  • Justthateasy

    What else to say? How about boycotting the next game. If the NHL/Toronto can’t see stick above a guy’s head making contact with the puck then they don’t need an audience to watch this bush League.
    It looks like a high stick but you can prove it — Elliot Friedman. Give me a G-D break!
    Dollars to donuts nobody wants to go back to Anaheim so tomorrow will be all she wrote.

  • Jumping Jack Flash

    This might be a little of side but given the player’s history I am Ok with it. When Bennett tagged Bieksa you could see he was reeling on the bench. As the elder statesman on the blue line, he was ripe to be knocked out of the game. It would have been really easy to send Ferland in to finish his night with some heavy clean body checks that only he can administer. With Bieksa out how would the young D make out.

  • Jumping Jack Flash

    A little perspective….I love how Theodore, Anaheim’ 8th defender that is not quite good enough to make the ducks has more points than our prized highly paid winger.

    I am having a hard time defending Johnny this season especially in the playoffs. He never once demonstrated that he was capable of being a game breaker. I agree that he put the puck on the platter for his linemates who were unable to finish, but he is not the triple threat player that he was in his first 2 years. I remember reading that he never suffered any injuries in his hockey career so perhaps he never learned how to be mentally tough.

    It is time for him to commit to some serious diet and weight training this summer.

  • Alberta Ice

    I said earlier that midway through the 2015-16 year, the Ducks beat the Flames 1-0, and if memory serves me correct, the Ducks physically manhandled Johnny G. in that game. Many times the radio announcer said JG looked at the refs after being brutalized and nothing was called. Ever since that game, his effectiveness in goal scoring took a nosedive. (Then add the slashes and the broken finger this year from another team.) Is it any wonder he might be having indecisiveness issues against these same Ducks now? They just keep pushing the edges. Even after 3 penalties against them, the refs put away the whistles, and their onslaught of physical roughness continued. And maybe that is the cause of the psychological edge the Ducks have over the Flames year after year after year.

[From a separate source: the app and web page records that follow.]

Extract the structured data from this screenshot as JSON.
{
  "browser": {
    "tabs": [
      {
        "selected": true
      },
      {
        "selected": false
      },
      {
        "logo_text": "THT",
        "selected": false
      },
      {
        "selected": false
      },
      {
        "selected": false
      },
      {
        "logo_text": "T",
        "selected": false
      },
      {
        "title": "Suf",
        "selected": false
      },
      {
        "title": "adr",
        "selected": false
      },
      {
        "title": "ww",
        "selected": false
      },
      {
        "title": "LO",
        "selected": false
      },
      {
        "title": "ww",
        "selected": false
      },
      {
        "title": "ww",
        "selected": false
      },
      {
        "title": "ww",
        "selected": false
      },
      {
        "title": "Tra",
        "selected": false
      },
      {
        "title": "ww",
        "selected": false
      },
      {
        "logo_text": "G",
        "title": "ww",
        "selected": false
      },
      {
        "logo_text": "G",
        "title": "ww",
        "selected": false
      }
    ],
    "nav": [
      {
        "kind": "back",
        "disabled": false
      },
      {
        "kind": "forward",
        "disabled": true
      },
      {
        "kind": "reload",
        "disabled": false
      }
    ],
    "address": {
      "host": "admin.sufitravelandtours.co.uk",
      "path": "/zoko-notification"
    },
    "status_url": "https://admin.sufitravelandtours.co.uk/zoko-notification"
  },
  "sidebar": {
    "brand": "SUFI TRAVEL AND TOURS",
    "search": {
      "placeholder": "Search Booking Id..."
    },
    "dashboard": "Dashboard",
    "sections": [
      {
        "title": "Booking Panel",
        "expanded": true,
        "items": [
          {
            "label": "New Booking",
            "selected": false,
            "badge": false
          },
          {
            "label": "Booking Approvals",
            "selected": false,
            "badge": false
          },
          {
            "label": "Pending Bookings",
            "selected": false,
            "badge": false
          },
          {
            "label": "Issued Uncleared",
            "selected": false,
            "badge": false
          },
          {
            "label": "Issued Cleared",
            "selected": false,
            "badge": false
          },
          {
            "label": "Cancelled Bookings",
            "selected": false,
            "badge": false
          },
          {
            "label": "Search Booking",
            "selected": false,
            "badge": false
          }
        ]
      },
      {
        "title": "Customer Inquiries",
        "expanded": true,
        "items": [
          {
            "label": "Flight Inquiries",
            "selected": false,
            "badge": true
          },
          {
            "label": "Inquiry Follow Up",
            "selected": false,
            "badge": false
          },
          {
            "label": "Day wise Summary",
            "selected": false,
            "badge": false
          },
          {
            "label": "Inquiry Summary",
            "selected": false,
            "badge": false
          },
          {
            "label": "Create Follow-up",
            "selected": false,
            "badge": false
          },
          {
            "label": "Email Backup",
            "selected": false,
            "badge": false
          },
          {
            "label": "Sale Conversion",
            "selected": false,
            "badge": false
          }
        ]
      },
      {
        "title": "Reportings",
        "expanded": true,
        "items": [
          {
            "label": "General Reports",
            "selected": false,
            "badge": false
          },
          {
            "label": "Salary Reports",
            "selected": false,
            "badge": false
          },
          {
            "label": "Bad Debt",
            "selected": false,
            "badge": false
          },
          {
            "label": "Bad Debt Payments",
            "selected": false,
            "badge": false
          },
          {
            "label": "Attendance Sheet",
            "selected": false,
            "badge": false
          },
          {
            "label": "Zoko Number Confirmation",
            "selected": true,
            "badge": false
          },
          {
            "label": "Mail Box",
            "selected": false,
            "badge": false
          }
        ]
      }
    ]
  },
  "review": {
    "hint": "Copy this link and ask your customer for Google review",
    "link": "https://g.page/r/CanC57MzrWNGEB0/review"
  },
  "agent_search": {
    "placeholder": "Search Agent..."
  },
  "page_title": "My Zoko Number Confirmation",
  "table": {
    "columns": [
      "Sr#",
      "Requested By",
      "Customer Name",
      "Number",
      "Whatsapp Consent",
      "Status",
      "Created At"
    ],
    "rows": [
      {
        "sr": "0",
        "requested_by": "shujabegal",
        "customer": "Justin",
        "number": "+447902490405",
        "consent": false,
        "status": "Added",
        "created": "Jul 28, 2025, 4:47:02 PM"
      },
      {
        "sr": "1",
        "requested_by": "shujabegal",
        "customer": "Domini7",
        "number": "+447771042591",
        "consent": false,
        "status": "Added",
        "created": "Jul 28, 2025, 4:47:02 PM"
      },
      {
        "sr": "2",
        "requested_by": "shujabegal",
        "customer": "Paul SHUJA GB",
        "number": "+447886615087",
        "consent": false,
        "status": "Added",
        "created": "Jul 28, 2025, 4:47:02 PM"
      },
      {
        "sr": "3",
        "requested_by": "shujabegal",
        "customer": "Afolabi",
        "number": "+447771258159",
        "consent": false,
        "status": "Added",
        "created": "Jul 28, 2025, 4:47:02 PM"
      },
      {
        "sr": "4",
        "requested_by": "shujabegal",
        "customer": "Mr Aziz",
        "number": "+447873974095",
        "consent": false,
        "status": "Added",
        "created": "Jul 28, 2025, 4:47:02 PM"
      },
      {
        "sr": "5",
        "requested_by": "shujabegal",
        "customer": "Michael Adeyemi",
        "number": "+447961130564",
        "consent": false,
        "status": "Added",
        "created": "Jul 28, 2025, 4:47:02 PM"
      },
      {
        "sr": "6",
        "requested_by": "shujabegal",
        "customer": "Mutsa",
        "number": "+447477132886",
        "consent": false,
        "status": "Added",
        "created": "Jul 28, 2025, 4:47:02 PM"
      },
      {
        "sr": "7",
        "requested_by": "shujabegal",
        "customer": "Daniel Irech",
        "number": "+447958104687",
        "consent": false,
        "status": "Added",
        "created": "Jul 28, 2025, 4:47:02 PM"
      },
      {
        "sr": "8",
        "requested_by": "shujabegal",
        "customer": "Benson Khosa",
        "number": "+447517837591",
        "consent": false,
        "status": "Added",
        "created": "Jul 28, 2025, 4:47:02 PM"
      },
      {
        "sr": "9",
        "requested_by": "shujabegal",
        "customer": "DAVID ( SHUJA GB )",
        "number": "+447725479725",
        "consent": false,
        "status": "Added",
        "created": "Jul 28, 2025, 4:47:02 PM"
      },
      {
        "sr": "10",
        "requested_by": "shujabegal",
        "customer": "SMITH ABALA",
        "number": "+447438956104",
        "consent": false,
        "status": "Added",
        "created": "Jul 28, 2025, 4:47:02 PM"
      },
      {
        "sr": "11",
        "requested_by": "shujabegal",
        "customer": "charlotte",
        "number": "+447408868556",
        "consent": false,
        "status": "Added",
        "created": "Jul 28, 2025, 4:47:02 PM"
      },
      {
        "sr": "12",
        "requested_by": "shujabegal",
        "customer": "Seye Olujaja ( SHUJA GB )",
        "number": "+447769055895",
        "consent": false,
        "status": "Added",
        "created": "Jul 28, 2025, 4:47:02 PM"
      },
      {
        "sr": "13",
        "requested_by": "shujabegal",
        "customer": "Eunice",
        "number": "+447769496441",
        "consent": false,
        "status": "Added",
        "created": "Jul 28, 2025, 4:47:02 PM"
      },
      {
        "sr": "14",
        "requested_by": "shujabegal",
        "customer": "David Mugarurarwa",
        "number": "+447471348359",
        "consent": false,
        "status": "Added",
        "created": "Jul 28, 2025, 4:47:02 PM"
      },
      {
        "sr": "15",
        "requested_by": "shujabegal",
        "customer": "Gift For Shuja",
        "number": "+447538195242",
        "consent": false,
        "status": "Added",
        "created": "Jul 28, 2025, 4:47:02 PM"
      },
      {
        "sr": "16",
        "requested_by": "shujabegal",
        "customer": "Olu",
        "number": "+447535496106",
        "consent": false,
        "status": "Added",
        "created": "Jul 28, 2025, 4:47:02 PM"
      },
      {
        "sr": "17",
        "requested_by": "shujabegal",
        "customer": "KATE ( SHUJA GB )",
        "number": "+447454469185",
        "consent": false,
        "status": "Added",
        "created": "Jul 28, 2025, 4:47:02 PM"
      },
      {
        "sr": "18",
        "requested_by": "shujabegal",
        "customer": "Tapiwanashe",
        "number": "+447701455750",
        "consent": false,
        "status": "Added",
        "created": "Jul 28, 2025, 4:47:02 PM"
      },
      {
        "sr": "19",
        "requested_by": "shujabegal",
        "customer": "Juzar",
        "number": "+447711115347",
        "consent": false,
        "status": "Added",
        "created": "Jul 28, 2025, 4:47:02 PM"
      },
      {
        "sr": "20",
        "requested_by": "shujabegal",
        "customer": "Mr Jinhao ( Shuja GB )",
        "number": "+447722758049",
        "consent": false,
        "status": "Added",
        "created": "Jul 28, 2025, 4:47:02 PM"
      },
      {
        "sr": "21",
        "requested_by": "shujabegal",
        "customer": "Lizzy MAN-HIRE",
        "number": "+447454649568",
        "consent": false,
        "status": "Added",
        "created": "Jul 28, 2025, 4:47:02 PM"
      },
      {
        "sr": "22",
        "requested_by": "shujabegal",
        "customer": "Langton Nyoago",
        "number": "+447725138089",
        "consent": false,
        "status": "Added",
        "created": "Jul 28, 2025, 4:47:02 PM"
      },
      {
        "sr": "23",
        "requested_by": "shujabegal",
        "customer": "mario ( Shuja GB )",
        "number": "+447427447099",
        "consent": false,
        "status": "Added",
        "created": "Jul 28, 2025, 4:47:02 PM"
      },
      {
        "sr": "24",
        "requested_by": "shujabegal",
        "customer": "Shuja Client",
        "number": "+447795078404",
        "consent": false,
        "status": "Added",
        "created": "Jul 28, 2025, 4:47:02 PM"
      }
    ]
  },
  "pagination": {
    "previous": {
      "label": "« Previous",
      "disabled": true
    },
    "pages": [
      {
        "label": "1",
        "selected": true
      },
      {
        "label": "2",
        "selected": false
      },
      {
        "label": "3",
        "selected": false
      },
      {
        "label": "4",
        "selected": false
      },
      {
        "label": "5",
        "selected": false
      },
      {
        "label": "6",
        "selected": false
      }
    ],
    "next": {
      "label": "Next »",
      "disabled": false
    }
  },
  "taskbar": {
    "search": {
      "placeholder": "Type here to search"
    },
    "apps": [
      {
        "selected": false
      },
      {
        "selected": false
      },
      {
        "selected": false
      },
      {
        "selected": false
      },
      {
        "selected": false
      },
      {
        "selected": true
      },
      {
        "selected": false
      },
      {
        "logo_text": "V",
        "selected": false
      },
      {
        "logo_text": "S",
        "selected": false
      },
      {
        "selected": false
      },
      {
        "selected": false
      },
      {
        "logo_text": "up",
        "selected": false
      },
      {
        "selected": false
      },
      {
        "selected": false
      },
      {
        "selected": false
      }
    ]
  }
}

    • Alberta Ice

      On a side note, isn’t it interesting that transplanted Ducks are making their marks in this playoff season. For example, Patrick Maroon traded to the Oilers. Great pick up for them for physical presence around the net. Anderson in goal now for the Maple Leafs. He has been lights out and the Capitals must be getting psyched in these days too. And then I hear a lot about a guy named Sam Steele for the Regina Pats. Another Mighty Duck on the horizon? Please hand me an Alka-Seltzer.